Granted, Power BI isn’t necessarily something you would need to have a certification in for you to work as a professional in this field. It’s only a skill that could prove to be useful when you get out into the business world – not a credential that’s absolutely necessary when it comes to landing you a job. That said, the certificate of completion is a cool tool that I would love to have in my portfolio and list as having completed on my LinkedIn profile and resume.
Comes with Bonus Learning Groups and Exercise Files
When you choose to participate in this course, you will also be able to join bonus learning groups. These learning groups are offered via LinkedIn and provide learners with another way to join communities of professionals there.
The first group you can join is the Excel Learning Group. This group has an impressive 22,492 members at the time of writing this article and is a wonderful resource for students who are interested in Excel and want to learn more, connect with other learners, and share resources.
The second learning group is the Data Analytics Study group. Perfect for students of all levels, this group is for students who are interested in learning more about data analytics and want to be able to collaborate, share, learn, and teach in a safe environment.
The final group is the Power BI Learning Group. The smallest group of the three, it is also the most unique. You can learn job interview tips and collaborate, share, learn, and teach with other learners.
This course also comes with built-in exercise files that you can download. These files are extensive (an impressive 573 KB!) and offer you supplements that can be paired with the instruction in the video. I printed some of them off to have on hand as I was walking through the materials in the course. It was a nice addition to an already thorough class.
If you like this class, you might want to consider taking some of the others taught by John David Ariansen on LinkedIn Learning. All are designed and released with Madecraft. Most have been released within the last year, too, making them some of the most relevant options you will find on these topics:
- Business Analytics: Marketing Data
- Introduction to Business Analytics
- Business Analytics: Sales Data
- Power BI Top Skills
Complaints About the Course
I’ve said it before and I’ll say it again. I wish LinkedIn Learning had more free resources for learners. As it is, it’s tough to find quality online courses, and having to pay $30 or more to take a class is a bit prohibitive. Granted, the benefit of joining LinkedIn Learning is that you can take unlimited courses with your annual or monthly premium membership, but still, the cost can be a bit of a limiting factor for some students.

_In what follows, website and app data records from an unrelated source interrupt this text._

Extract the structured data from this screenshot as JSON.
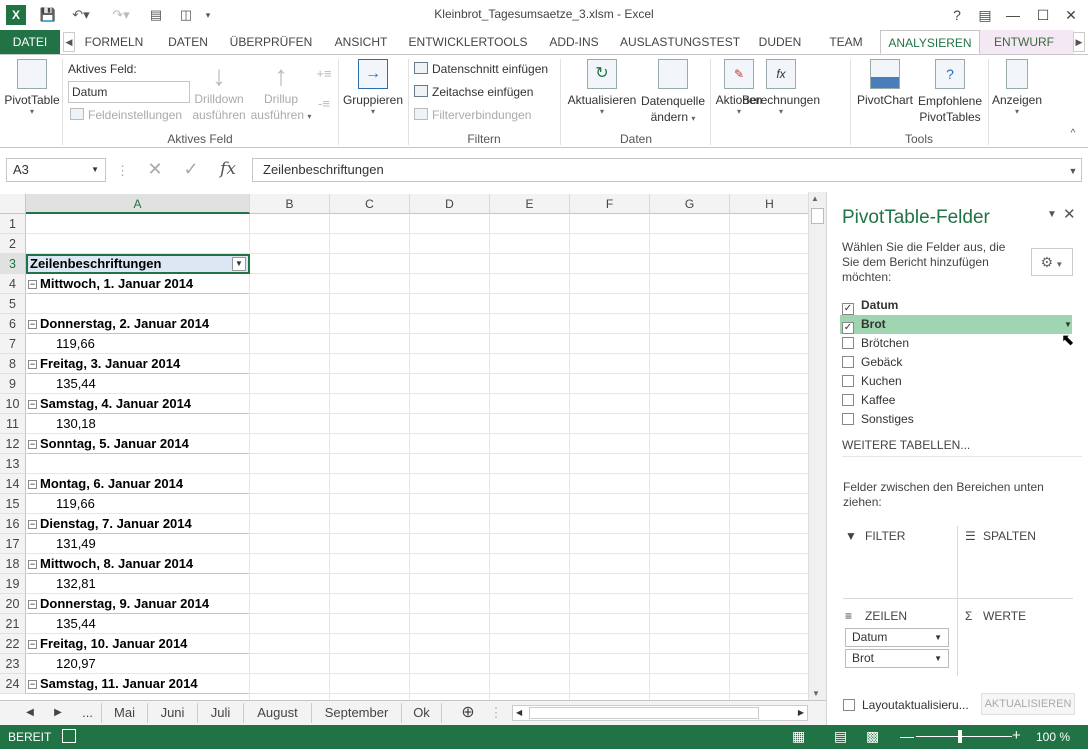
{
  "app": {
    "title": "Kleinbrot_Tagesumsaetze_3.xlsm - Excel",
    "logo": "X",
    "help": "?"
  },
  "tabs": [
    "DATEI",
    "FORMELN",
    "DATEN",
    "ÜBERPRÜFEN",
    "ANSICHT",
    "ENTWICKLERTOOLS",
    "ADD-INS",
    "AUSLASTUNGSTEST",
    "DUDEN",
    "TEAM",
    "ANALYSIEREN",
    "ENTWURF"
  ],
  "ribbon": {
    "pivottable": "PivotTable",
    "active_field_label": "Aktives Feld:",
    "active_field_value": "Datum",
    "field_settings": "Feldeinstellungen",
    "drilldown": [
      "Drilldown",
      "ausführen"
    ],
    "drillup": [
      "Drillup",
      "ausführen"
    ],
    "group_active_field": "Aktives Feld",
    "group": "Gruppieren",
    "insert_slicer": "Datenschnitt einfügen",
    "insert_timeline": "Zeitachse einfügen",
    "filter_connections": "Filterverbindungen",
    "group_filter": "Filtern",
    "refresh": "Aktualisieren",
    "change_source": [
      "Datenquelle",
      "ändern"
    ],
    "group_data": "Daten",
    "actions": "Aktionen",
    "calculations": "Berechnungen",
    "pivotchart": "PivotChart",
    "recommended": [
      "Empfohlene",
      "PivotTables"
    ],
    "group_tools": "Tools",
    "show": "Anzeigen"
  },
  "formula": {
    "namebox": "A3",
    "fx": "fx",
    "content": "Zeilenbeschriftungen"
  },
  "grid": {
    "columns": [
      "A",
      "B",
      "C",
      "D",
      "E",
      "F",
      "G",
      "H"
    ],
    "rows": [
      "1",
      "2",
      "3",
      "4",
      "5",
      "6",
      "7",
      "8",
      "9",
      "10",
      "11",
      "12",
      "13",
      "14",
      "15",
      "16",
      "17",
      "18",
      "19",
      "20",
      "21",
      "22",
      "23",
      "24"
    ],
    "header_cell": "Zeilenbeschriftungen",
    "pivot_rows": [
      {
        "row": 4,
        "text": "Mittwoch, 1. Januar 2014",
        "kind": "date"
      },
      {
        "row": 5,
        "text": "",
        "kind": "value"
      },
      {
        "row": 6,
        "text": "Donnerstag, 2. Januar 2014",
        "kind": "date"
      },
      {
        "row": 7,
        "text": "119,66",
        "kind": "value"
      },
      {
        "row": 8,
        "text": "Freitag, 3. Januar 2014",
        "kind": "date"
      },
      {
        "row": 9,
        "text": "135,44",
        "kind": "value"
      },
      {
        "row": 10,
        "text": "Samstag, 4. Januar 2014",
        "kind": "date"
      },
      {
        "row": 11,
        "text": "130,18",
        "kind": "value"
      },
      {
        "row": 12,
        "text": "Sonntag, 5. Januar 2014",
        "kind": "date"
      },
      {
        "row": 13,
        "text": "",
        "kind": "value"
      },
      {
        "row": 14,
        "text": "Montag, 6. Januar 2014",
        "kind": "date"
      },
      {
        "row": 15,
        "text": "119,66",
        "kind": "value"
      },
      {
        "row": 16,
        "text": "Dienstag, 7. Januar 2014",
        "kind": "date"
      },
      {
        "row": 17,
        "text": "131,49",
        "kind": "value"
      },
      {
        "row": 18,
        "text": "Mittwoch, 8. Januar 2014",
        "kind": "date"
      },
      {
        "row": 19,
        "text": "132,81",
        "kind": "value"
      },
      {
        "row": 20,
        "text": "Donnerstag, 9. Januar 2014",
        "kind": "date"
      },
      {
        "row": 21,
        "text": "135,44",
        "kind": "value"
      },
      {
        "row": 22,
        "text": "Freitag, 10. Januar 2014",
        "kind": "date"
      },
      {
        "row": 23,
        "text": "120,97",
        "kind": "value"
      },
      {
        "row": 24,
        "text": "Samstag, 11. Januar 2014",
        "kind": "date"
      }
    ]
  },
  "sheets": [
    "...",
    "Mai",
    "Juni",
    "Juli",
    "August",
    "September",
    "Ok"
  ],
  "pivot_pane": {
    "title": "PivotTable-Felder",
    "instruction": "Wählen Sie die Felder aus, die Sie dem Bericht hinzufügen möchten:",
    "fields": [
      {
        "name": "Datum",
        "checked": true
      },
      {
        "name": "Brot",
        "checked": true
      },
      {
        "name": "Brötchen",
        "checked": false
      },
      {
        "name": "Gebäck",
        "checked": false
      },
      {
        "name": "Kuchen",
        "checked": false
      },
      {
        "name": "Kaffee",
        "checked": false
      },
      {
        "name": "Sonstiges",
        "checked": false
      }
    ],
    "more_tables": "WEITERE TABELLEN...",
    "drag_hint": "Felder zwischen den Bereichen unten ziehen:",
    "filter": "FILTER",
    "columns": "SPALTEN",
    "rows": "ZEILEN",
    "values": "WERTE",
    "row_fields": [
      "Datum",
      "Brot"
    ],
    "defer_update": "Layoutaktualisieru...",
    "update_button": "AKTUALISIEREN"
  },
  "status": {
    "ready": "BEREIT",
    "zoom": "100 %"
  },
  "colors": {
    "accent": "#217346",
    "highlight": "#9fd5b0"
  }
}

I was sad to see that the course didn’t come with built-in quizzes. This may sound odd, but I personally enjoy being able to take a quiz at the end of each course segment. It shows me exactly what I should have learned at the end of the section so I know that I’m ready to move on to the next. Other courses have offered this capability, along with the ability to jump back in the course to figure out what I missed.
It’s somewhat disappointing to see that there isn’t continuity in course structure on all of these courses on LinkedIn Learning but that is sadly something that is true of most online course platforms, too.
Who is the Power Bi With Excel Course on LinkedIn Learning Best For?
For students who are familiar with Excel and want to know how Power BI can help enhance their businesses, this course is an absolute godsend. Although it doesn’t go into great detail about how to use the two together, it does give a good overview of the many benefits of doing so. Ideal for business and technology professionals alike, this course is one that I would recommend to just about anyone.